The Common Kestrel can be found near wetlands as well as grassland and farmland areas throughout Japan in autumn and winter, and it nests in cliffs and on bridge beams on the island of Honshu in spring and summer. Females and juveniles are brown in color from head to tail, whereas adult males show blue-grey coloring on the head and tail. The moustachial pattern on the face is a shared feature of the Falconidae family. Their wings and tail are longer than those of pigeons, which are roughly the same size, and they give a sharp song “Ki-, ki-, ki-” during the mating season.
Play birds singing
Since raptors are most often noticed when in flight, it would be good to take notice of flying crows and pigeons in order to detect and distinguish the Common Kestrel.
Like pigeons, the tips of the wings on falcons look narrow, whereas hawks, like crows, spread their feathers like fingers. In the Falconidae family, if the bird is roughly the size of a crow then it is a Peregrine Falcon; the others are all about the size of a pigeon, and if the wings and tail look longer than a dove then it is a Common Kestrel. The Merlin is a rare winter bird, and males are smaller than a pigeon, roughly the size of a Brown-eared Bulbul. In northern Japan, the summer resident Eurasian Hobby flies quickly with longer and narrower wings than the Common Kestrel, hunting mostly small birds in mid-flight.
The Common Kestrel frequently hovers in the air and then suddenly dives toward its prey on the ground, pinning it down. It is reported that the Japanese grass vole is its primary food source, but it eats a variety of other creatures, including small birds and large insects, depending on the location, habitat and time of year.
In the 1970s, the Common Kestrel was building nests on buildings constructed on reclaimed land in Tokyo to the extent that “raptor adopting to the urban” became a topic. Nowadays, these birds also build nests in the crevices of bridge beams or behind billboards on buildings, and there are reports of them nesting at train stations and department stores in suburban areas of Tokyo.
It is thought that this is a result of abundant food sources, such as mice in the reclaimed lands, and small birds in suburban areas, which is near the Tama River with rich nature. The Common Kestrel originally nested in high cliffs, however it could be that it turned its attention away from declining and unstable cliff habitat to the ledges and crevices of sturdy buildings and bridges.
The number of Common Kestrel nesting at some specific site, which has been designated as a national natural treasure of Japan, has decreased sharply. It is thought that this is due to a declining number of voles and attacks by Peregrine Falcons.
It appears that Peregrine Falcons, which are now more commonly seen in urban areas, hunt their smaller cousins, the Common Kestrel.

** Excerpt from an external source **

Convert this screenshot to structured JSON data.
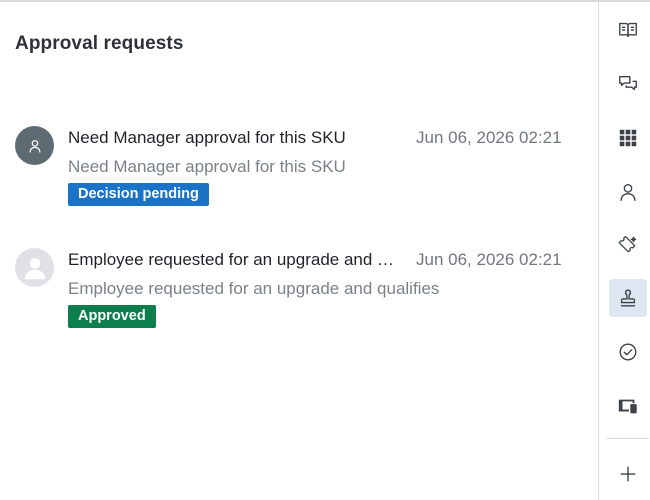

The blue-grey coloring the male develops on its head and tail feathers when it reaches maturity is beautiful, but it is smaller in size than the female. (A smaller male compared to female is common among raptor species.)
Hovering in the air like a helicopter, it searches for prey and sets aim on its target.
Canon sites where this bird is seen